### Exercise directions:
Could you repeat the records below exactly, leaving the pictures out?

[Web page and app entries]

◆ ◆ ◆ ◆ ◆

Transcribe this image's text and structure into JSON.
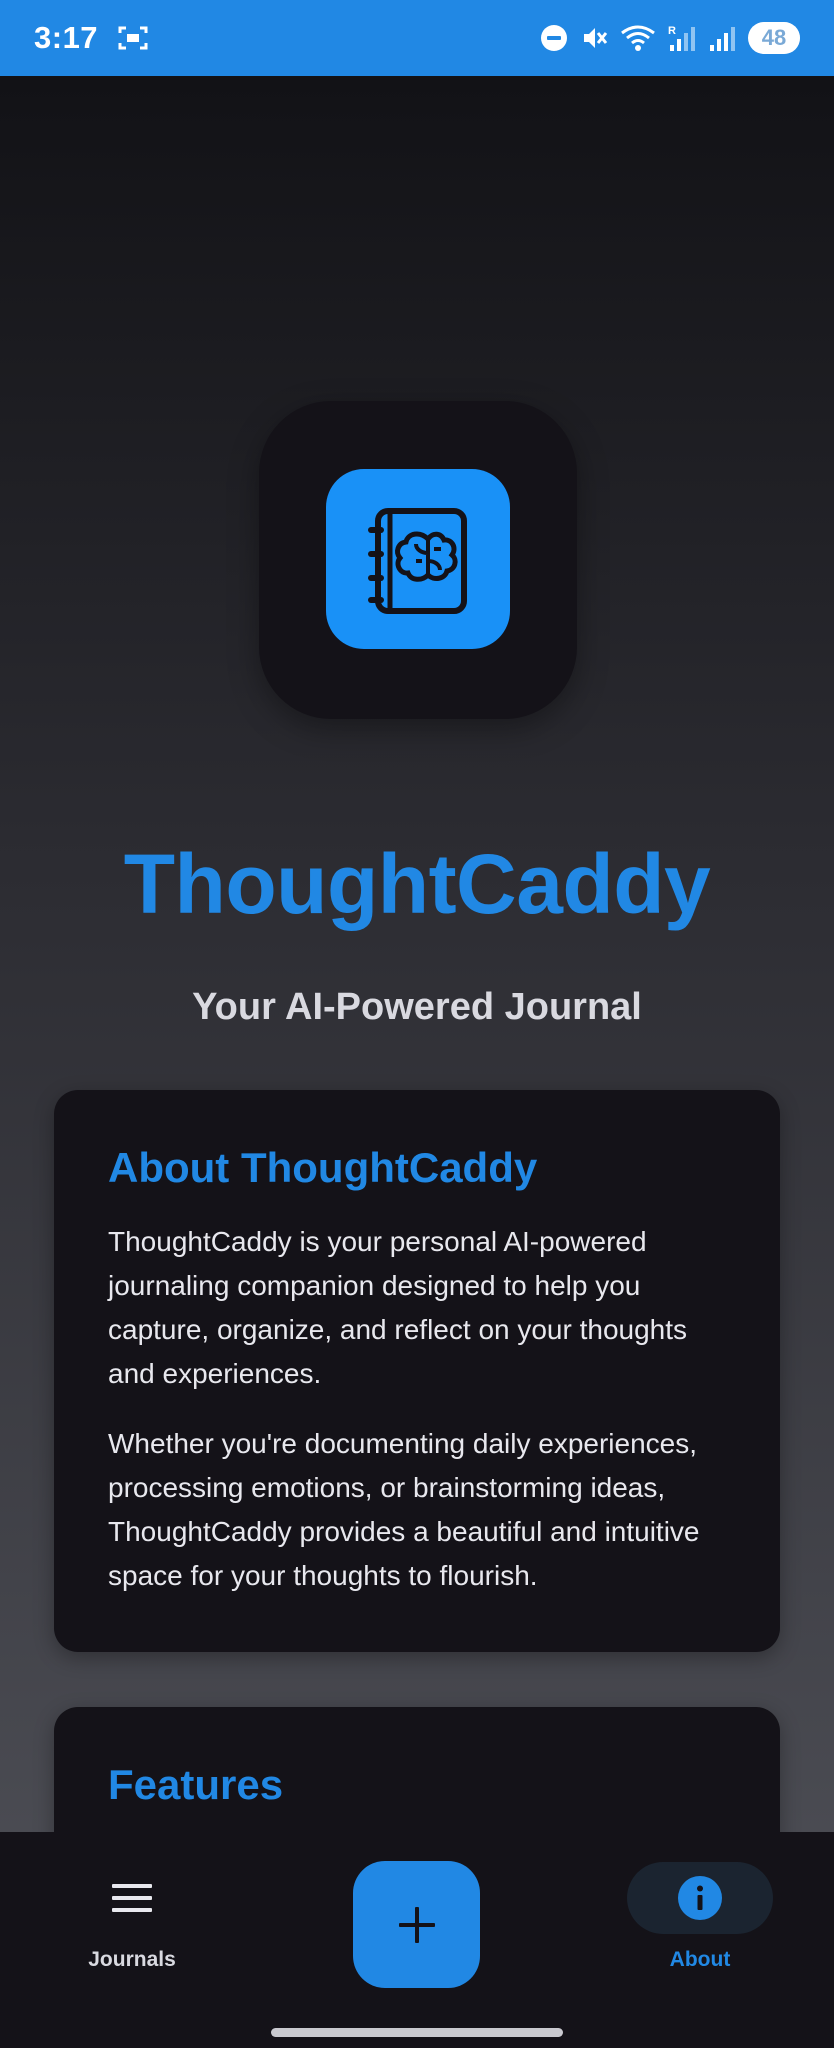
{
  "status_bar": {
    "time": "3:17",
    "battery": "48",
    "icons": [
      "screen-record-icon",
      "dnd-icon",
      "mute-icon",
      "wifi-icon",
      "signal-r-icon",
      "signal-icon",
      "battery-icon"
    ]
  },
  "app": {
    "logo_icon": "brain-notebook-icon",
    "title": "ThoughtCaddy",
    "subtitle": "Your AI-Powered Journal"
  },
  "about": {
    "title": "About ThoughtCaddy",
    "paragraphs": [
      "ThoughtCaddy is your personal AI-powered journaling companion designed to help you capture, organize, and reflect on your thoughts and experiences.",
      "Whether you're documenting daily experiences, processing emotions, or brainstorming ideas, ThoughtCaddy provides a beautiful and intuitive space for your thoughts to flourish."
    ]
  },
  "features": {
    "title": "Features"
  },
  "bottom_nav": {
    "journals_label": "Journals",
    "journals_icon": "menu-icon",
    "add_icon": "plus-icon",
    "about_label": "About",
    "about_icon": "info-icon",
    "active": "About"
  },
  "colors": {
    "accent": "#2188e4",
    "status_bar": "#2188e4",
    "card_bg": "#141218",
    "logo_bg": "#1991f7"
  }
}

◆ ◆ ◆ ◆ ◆

### Response to this exercise:
Transcribe this image's text and structure into JSON.
{
  "status_bar": {
    "time": "3:17",
    "battery": "48",
    "icons": [
      "screen-record-icon",
      "dnd-icon",
      "mute-icon",
      "wifi-icon",
      "signal-r-icon",
      "signal-icon",
      "battery-icon"
    ]
  },
  "app": {
    "logo_icon": "brain-notebook-icon",
    "title": "ThoughtCaddy",
    "subtitle": "Your AI-Powered Journal"
  },
  "about": {
    "title": "About ThoughtCaddy",
    "paragraphs": [
      "ThoughtCaddy is your personal AI-powered journaling companion designed to help you capture, organize, and reflect on your thoughts and experiences.",
      "Whether you're documenting daily experiences, processing emotions, or brainstorming ideas, ThoughtCaddy provides a beautiful and intuitive space for your thoughts to flourish."
    ]
  },
  "features": {
    "title": "Features"
  },
  "bottom_nav": {
    "journals_label": "Journals",
    "journals_icon": "menu-icon",
    "add_icon": "plus-icon",
    "about_label": "About",
    "about_icon": "info-icon",
    "active": "About"
  },
  "colors": {
    "accent": "#2188e4",
    "status_bar": "#2188e4",
    "card_bg": "#141218",
    "logo_bg": "#1991f7"
  }
}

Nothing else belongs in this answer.